completion, resulting in increased job satisfaction.

Table 4 shows evidence used to support the construct measures. For this study, evidence

was obtained from survey data. The survey was developed as an extension of a study

in which the RCM technique was used to develop a model of work identity for IT

professionals (Buche, 2003). Other possible examples of evidence would be additional

interviews, observation, evaluation of documentation, and reviewing physical artifacts.

Some of the elements could be gathered from supervisors and secondary sources,

triangulating the evidence to analyze the model and to predict job satisfaction of IT

professionals.

Table 4. Variables, symbols and respective sources of evidence

Variable

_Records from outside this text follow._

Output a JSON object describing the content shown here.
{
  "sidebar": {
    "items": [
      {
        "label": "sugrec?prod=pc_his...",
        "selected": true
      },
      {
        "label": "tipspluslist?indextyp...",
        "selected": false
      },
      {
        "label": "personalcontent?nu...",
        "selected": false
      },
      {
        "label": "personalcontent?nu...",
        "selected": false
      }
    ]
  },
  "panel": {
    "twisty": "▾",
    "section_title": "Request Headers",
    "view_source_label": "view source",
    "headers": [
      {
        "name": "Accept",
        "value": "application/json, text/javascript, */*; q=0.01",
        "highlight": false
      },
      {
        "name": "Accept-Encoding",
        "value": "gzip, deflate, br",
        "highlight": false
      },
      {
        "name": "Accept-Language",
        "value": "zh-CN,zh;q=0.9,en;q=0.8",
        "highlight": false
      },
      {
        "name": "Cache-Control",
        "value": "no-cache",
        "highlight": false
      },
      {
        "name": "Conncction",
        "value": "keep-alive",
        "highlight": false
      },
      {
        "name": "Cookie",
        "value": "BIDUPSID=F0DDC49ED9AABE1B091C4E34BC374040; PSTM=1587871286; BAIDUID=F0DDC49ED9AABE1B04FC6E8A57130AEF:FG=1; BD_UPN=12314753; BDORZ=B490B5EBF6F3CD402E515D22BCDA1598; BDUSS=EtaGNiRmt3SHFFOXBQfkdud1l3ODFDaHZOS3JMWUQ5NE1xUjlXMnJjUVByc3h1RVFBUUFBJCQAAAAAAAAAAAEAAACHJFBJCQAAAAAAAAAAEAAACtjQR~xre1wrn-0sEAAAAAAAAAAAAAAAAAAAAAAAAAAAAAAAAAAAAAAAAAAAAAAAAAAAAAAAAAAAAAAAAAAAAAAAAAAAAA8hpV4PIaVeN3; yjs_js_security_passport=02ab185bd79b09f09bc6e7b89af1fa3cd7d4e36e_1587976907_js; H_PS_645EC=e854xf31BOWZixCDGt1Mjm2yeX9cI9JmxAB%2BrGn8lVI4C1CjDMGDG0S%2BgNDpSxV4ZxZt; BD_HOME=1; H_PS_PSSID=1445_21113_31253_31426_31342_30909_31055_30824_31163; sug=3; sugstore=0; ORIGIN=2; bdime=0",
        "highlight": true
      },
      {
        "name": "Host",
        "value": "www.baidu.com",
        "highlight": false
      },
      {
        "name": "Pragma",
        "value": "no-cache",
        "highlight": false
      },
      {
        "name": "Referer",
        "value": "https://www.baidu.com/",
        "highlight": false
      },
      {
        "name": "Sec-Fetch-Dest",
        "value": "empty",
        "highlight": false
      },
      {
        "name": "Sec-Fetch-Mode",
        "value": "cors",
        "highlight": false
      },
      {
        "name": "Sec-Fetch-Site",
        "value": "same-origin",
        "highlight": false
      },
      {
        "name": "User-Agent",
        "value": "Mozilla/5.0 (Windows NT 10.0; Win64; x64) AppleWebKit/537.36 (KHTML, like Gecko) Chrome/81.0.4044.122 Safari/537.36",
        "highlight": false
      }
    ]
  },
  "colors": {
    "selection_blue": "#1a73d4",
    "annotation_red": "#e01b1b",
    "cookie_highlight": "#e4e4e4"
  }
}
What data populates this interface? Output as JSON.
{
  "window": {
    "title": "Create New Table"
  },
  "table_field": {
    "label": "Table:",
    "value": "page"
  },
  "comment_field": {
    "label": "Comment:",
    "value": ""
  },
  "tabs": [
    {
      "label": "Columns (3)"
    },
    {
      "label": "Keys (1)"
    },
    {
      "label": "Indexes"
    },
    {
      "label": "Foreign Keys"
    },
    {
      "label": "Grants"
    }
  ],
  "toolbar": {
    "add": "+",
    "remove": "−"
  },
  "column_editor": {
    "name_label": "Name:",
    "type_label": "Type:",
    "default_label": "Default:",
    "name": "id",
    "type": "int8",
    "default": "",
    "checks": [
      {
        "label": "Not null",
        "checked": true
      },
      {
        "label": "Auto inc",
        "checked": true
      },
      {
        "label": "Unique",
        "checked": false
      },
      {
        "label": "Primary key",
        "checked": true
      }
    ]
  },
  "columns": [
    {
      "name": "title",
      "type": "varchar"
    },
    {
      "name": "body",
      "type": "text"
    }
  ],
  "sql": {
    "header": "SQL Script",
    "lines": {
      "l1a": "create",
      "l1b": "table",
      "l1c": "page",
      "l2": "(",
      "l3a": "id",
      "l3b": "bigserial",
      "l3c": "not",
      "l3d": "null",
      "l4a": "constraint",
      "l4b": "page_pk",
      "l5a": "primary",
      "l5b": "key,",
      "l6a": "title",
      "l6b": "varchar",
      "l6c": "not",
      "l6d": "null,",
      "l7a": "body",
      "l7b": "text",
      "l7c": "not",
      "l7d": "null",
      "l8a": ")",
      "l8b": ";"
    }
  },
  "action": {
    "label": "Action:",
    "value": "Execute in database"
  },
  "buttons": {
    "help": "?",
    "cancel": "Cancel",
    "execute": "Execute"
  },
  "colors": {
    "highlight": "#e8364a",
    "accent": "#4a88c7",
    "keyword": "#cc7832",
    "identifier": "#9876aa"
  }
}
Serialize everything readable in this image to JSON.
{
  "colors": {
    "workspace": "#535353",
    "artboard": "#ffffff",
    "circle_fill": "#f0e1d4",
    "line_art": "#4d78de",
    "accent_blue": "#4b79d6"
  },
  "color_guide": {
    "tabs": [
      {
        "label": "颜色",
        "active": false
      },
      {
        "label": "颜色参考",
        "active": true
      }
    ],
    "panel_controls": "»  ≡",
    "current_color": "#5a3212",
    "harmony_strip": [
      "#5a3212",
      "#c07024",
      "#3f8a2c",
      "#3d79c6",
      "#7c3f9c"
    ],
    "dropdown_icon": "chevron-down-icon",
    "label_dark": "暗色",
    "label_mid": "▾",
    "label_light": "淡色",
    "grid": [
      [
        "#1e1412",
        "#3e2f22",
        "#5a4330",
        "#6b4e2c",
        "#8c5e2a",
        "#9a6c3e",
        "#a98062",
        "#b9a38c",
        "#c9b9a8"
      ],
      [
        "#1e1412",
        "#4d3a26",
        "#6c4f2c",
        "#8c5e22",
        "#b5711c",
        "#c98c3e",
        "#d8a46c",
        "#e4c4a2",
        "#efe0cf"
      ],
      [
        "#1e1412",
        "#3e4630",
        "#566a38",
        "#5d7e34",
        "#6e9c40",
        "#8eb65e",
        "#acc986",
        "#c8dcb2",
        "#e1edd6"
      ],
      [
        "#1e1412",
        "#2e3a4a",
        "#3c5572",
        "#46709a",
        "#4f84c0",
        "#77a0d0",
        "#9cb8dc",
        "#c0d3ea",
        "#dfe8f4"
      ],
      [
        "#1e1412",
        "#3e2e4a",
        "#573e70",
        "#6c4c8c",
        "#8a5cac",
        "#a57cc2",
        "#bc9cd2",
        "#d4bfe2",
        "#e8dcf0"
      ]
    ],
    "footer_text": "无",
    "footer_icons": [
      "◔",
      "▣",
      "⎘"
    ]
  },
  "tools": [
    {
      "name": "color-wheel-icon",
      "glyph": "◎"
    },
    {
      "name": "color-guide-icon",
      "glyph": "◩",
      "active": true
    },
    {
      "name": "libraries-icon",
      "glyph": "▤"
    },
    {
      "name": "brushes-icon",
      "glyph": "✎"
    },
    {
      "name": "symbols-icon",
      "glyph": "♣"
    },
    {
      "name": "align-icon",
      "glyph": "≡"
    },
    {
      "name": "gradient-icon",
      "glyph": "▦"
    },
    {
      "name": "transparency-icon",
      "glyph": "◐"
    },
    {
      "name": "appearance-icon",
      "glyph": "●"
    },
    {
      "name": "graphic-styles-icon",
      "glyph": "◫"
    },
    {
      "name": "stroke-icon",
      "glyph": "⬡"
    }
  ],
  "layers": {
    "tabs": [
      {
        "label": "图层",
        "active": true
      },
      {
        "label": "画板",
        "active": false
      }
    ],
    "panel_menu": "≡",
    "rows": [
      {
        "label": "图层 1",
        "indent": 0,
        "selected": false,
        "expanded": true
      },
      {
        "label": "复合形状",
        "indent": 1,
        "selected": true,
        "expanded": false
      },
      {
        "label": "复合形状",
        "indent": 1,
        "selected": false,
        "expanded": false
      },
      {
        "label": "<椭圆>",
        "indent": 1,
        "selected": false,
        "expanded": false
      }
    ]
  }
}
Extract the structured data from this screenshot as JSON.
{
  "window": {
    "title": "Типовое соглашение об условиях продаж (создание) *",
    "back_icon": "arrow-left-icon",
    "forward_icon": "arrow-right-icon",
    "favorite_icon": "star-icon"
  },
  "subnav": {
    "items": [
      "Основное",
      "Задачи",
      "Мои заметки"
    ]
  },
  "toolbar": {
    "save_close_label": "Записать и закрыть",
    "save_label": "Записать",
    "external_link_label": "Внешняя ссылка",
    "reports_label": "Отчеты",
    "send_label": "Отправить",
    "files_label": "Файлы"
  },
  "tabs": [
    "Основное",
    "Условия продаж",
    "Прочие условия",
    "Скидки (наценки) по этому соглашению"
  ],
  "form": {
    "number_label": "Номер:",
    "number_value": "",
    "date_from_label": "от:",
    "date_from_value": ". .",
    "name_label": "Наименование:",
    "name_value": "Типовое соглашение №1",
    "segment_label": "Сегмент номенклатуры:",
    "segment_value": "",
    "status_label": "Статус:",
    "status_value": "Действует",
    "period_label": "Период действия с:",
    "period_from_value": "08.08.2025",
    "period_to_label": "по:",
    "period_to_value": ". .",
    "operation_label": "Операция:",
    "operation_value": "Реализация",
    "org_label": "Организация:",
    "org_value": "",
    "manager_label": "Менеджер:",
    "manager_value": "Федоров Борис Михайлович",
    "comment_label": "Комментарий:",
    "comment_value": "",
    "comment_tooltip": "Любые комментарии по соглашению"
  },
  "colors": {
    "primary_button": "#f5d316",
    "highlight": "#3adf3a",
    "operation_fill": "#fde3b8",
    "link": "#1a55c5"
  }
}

(from RCM)

Symbol Possible Values Evidence Source

(Survey Data)

Recognition of

Role Change

RR {yesRR, noRR}

E1

In my role I am most valued for my

technical abilities.

My business knowledge is my most

important contribution to the organization.

In my organization, I am perceived to be a

technical expert.

I could not be successful this job without

Fear of Job Loss

(Job Security)

JT {yesJT, noJT}

E2.1

E2.2

Actual layoffs reported in the firm,

industry, media

Job security.

Training

ST

{yesST, noST} E3 Availability of training to learn new skills.

Opportunity to

Gain New Skills

GS {yesGS, noGS} E4 Opportunities to learn new things from

my work.

Opportunity to

Use New Skills

US {yesUS, noUS} E5 Opportunities to apply new skills in my

work.

Feedback from

Superiors/Coworkers

FS {yesFS, noFS}

E6

My managers or co-workers often let me

know how well I’m doing on my job.

I’m frustrated by the fact that my

supervisor and co-workers almost never

give me any feedback about how well I

am doing my work.

My supervisor gives me specific inputs on

how well I am performing my

responsibilities.

Challenging

Work

CW {yesCW, noCW} E7 Stimulating and challenging work.

Autonomy of

Work

AW {yesAW, noAW}

E8

I have a lot of autonomy in my job. That,

is, I decide how to go about doing my

projects.

The job denies me any chance to use my

personal initiative or judgment in carrying

out the work.

My job gives me considerable opportunity

for independence and freedom in how I do

my work.